What to work on |
Among the entries that follow, count the lines with the word "JSON" and report the number by itself.

>>>

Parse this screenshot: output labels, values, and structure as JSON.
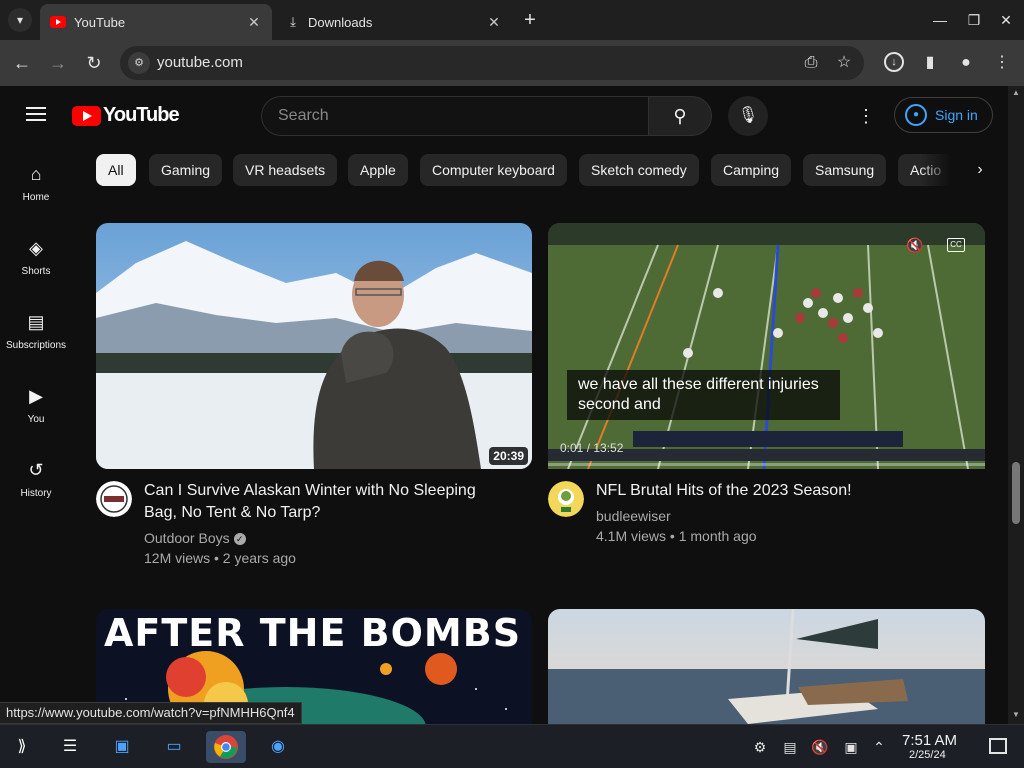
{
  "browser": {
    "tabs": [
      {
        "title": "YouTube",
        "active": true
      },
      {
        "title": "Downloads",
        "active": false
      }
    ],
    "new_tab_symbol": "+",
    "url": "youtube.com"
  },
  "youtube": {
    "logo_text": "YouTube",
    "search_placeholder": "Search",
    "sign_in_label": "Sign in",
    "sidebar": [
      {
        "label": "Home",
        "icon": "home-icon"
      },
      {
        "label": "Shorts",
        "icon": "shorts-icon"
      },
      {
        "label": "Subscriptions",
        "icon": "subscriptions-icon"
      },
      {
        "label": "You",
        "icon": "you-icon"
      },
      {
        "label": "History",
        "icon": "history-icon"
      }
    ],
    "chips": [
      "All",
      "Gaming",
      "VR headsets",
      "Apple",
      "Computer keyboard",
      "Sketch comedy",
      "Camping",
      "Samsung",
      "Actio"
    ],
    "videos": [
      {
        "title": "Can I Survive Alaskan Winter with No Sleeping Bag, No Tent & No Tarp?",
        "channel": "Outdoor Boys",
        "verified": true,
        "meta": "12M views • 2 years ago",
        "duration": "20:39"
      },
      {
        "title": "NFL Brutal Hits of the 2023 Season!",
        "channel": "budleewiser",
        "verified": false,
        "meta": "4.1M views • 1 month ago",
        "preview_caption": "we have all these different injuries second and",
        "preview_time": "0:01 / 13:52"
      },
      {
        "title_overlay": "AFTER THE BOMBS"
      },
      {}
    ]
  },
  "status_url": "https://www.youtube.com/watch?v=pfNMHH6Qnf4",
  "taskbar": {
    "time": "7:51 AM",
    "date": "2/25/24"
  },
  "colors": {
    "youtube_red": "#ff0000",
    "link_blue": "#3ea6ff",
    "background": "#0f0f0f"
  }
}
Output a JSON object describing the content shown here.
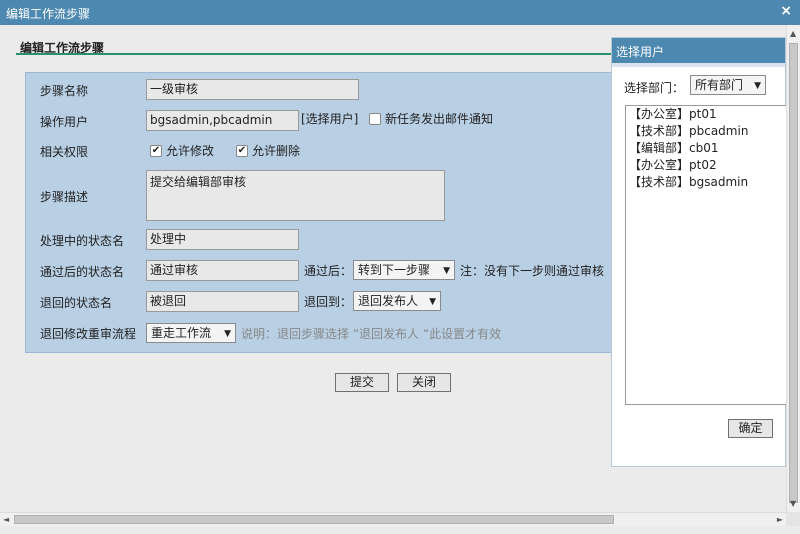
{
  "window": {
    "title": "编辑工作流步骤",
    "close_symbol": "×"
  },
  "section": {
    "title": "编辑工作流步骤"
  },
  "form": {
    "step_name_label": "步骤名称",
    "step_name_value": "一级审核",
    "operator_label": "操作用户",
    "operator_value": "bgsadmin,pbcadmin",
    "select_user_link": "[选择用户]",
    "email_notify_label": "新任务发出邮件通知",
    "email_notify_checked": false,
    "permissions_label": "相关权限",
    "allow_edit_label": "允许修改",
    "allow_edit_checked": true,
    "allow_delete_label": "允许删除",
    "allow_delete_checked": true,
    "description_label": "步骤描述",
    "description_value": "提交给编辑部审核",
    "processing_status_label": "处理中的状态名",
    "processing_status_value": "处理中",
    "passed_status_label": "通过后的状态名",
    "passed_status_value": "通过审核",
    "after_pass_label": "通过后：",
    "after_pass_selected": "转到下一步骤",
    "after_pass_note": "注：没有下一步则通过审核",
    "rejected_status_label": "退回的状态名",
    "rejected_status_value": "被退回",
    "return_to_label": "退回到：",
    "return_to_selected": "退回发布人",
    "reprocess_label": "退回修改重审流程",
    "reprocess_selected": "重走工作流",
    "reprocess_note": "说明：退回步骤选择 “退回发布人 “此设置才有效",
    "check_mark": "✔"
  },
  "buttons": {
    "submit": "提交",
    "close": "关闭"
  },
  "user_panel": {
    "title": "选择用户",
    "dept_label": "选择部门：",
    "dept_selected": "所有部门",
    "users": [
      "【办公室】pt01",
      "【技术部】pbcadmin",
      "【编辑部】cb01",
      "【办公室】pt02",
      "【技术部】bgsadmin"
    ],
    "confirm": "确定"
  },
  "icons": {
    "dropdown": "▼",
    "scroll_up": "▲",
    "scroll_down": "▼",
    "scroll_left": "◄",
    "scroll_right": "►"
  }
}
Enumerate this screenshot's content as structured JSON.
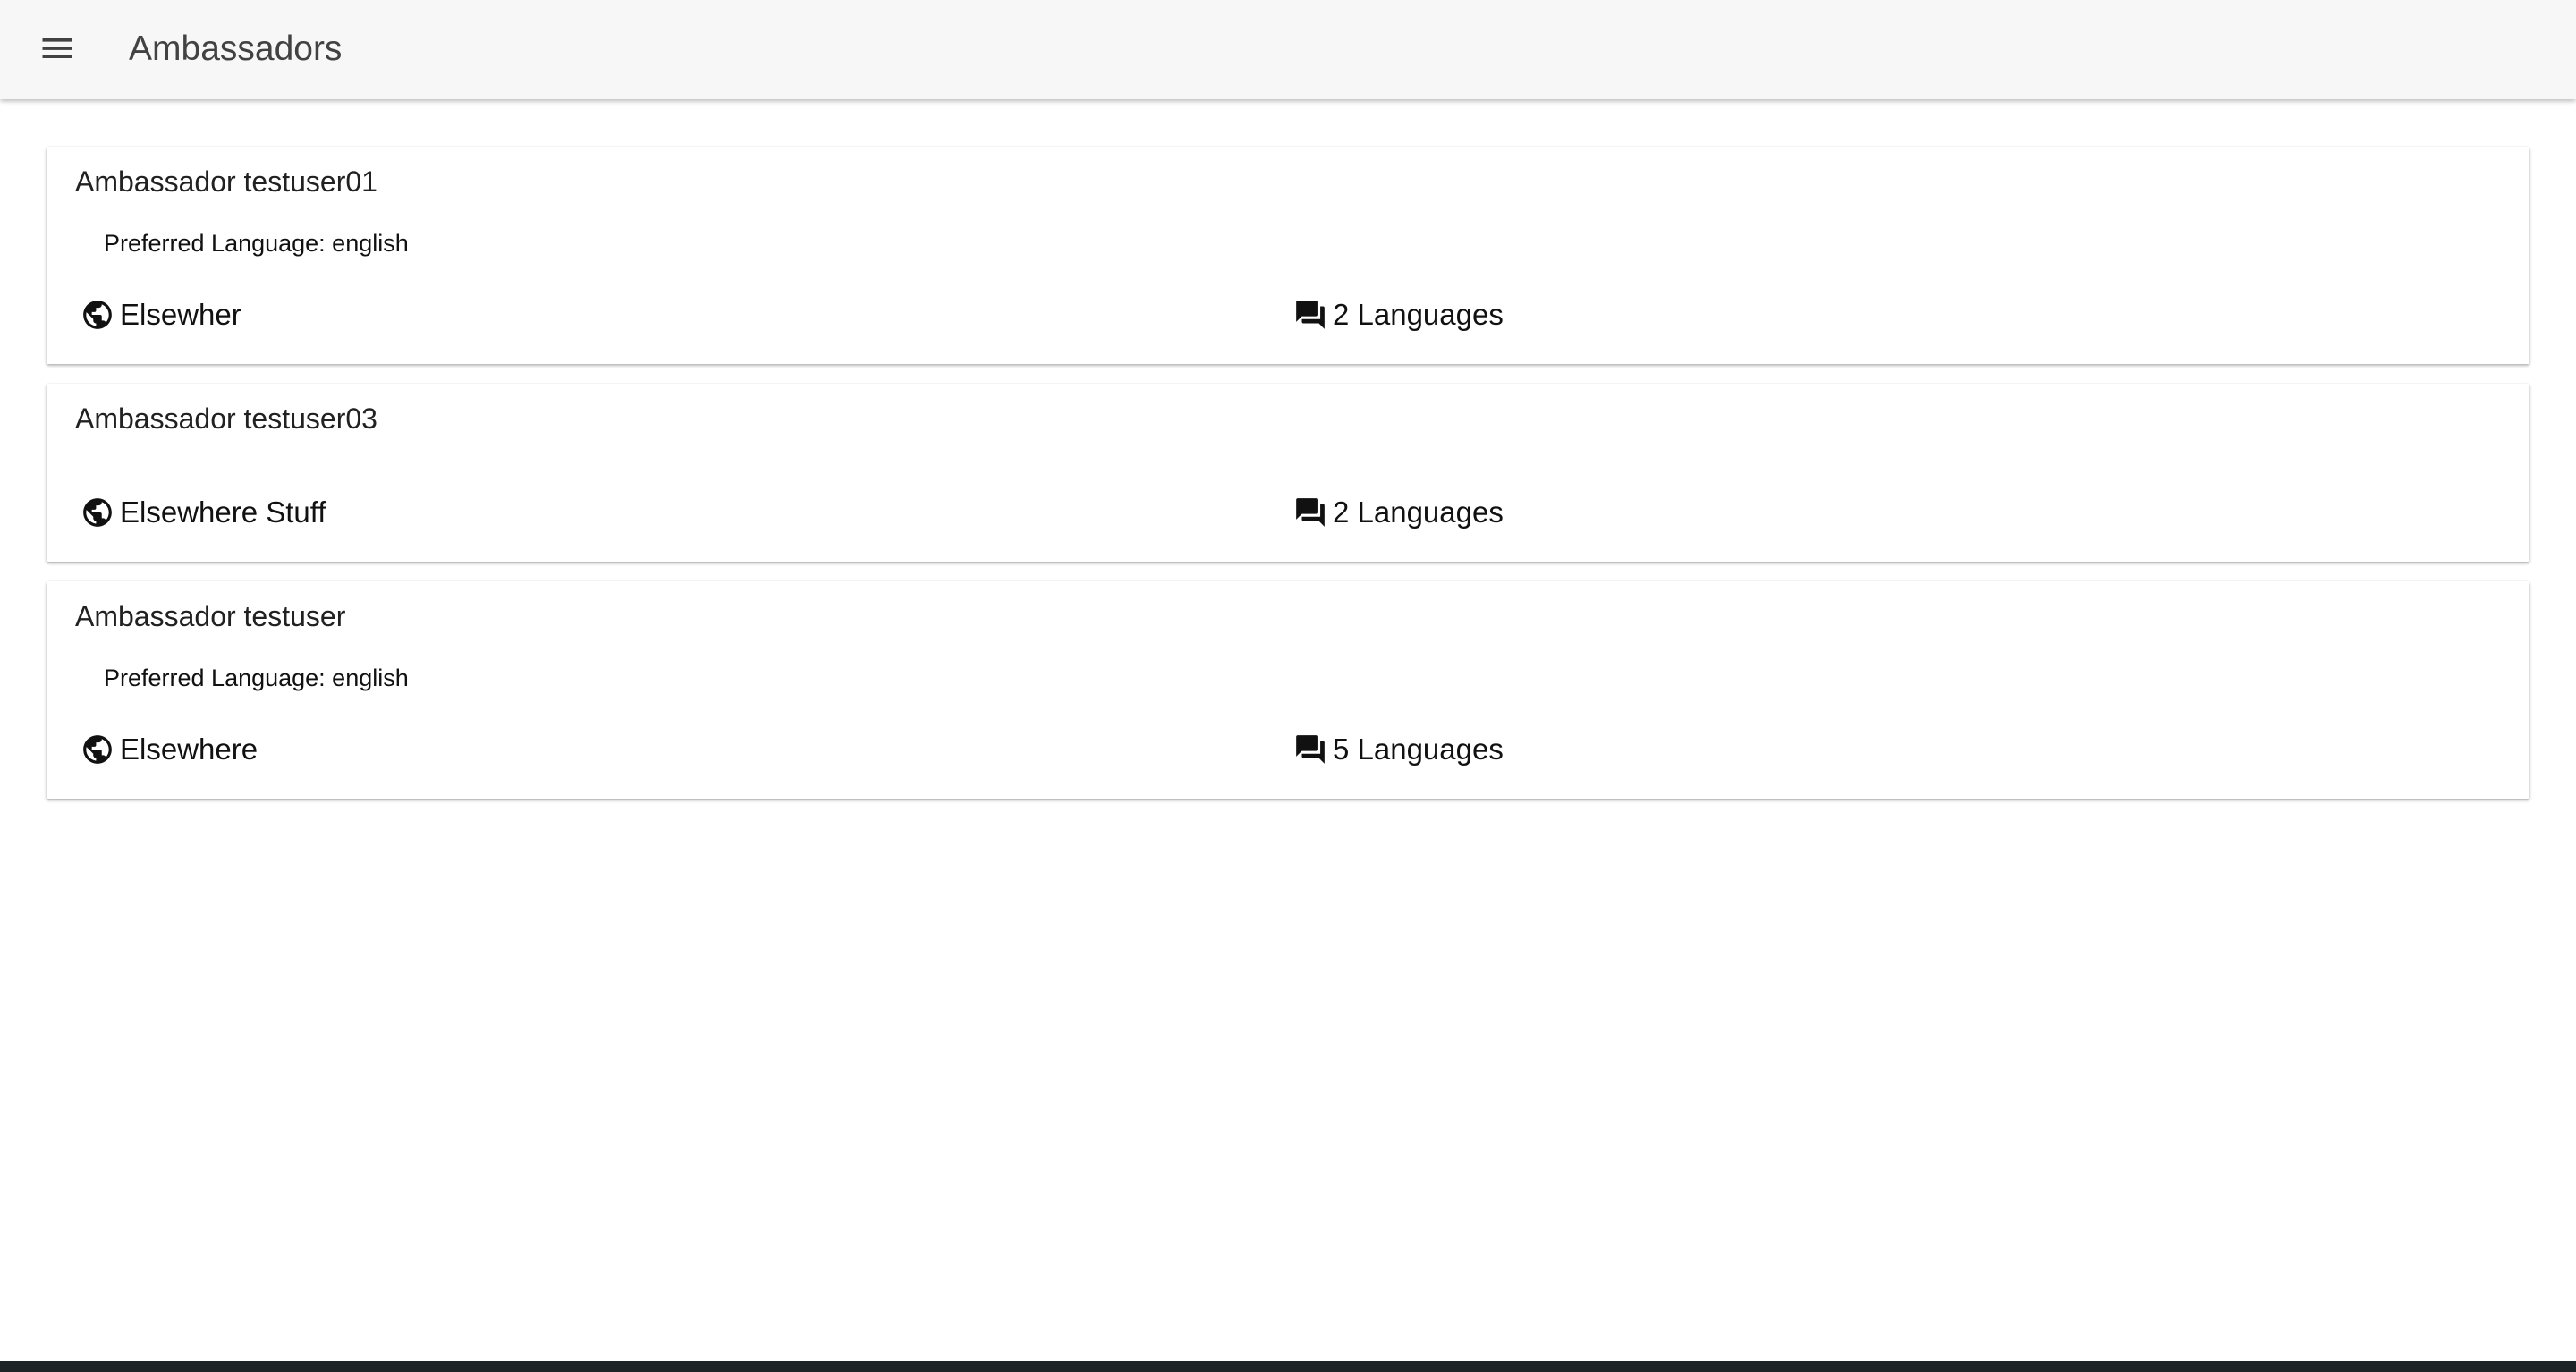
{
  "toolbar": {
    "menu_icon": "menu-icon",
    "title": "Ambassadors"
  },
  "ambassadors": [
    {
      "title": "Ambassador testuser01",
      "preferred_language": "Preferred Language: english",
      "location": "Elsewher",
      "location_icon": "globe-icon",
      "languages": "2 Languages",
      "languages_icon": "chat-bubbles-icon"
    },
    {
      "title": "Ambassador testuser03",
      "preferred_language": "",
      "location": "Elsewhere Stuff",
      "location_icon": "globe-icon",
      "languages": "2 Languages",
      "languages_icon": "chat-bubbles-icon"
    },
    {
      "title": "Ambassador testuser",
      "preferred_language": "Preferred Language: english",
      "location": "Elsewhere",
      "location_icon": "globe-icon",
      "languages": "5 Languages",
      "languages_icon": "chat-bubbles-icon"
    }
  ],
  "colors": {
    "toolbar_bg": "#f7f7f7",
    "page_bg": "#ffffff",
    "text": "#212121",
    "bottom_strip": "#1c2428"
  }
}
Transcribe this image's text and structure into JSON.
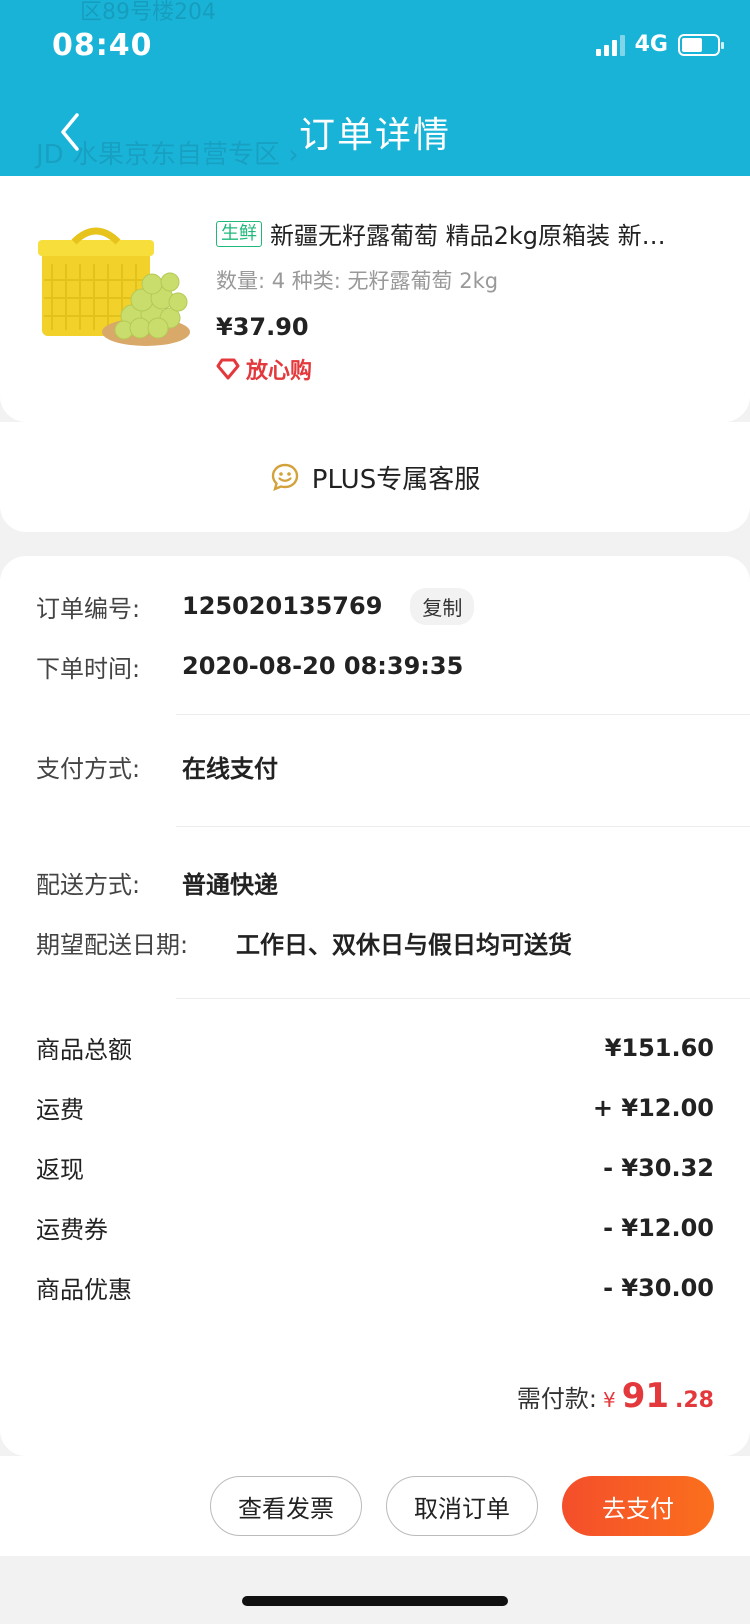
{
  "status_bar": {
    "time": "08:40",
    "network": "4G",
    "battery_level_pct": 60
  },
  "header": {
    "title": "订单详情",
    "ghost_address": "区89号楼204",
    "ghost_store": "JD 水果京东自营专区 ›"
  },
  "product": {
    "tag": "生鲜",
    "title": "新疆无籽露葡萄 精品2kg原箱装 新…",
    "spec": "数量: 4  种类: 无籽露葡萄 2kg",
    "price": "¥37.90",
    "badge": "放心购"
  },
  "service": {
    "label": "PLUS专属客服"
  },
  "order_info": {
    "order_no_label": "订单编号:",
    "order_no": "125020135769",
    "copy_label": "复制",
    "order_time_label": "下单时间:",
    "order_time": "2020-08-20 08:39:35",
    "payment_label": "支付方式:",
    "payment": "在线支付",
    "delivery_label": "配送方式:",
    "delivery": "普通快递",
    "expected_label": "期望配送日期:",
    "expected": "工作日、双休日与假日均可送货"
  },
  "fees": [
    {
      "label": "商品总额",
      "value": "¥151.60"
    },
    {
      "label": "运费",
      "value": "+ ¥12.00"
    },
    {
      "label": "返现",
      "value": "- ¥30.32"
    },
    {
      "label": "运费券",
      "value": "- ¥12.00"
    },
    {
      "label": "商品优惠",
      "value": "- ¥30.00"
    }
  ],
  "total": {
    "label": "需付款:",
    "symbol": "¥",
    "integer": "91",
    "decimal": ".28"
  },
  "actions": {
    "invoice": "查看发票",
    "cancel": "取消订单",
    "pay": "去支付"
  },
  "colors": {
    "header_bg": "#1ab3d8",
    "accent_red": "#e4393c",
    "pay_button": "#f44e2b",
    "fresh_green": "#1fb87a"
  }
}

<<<

Exercise output |
4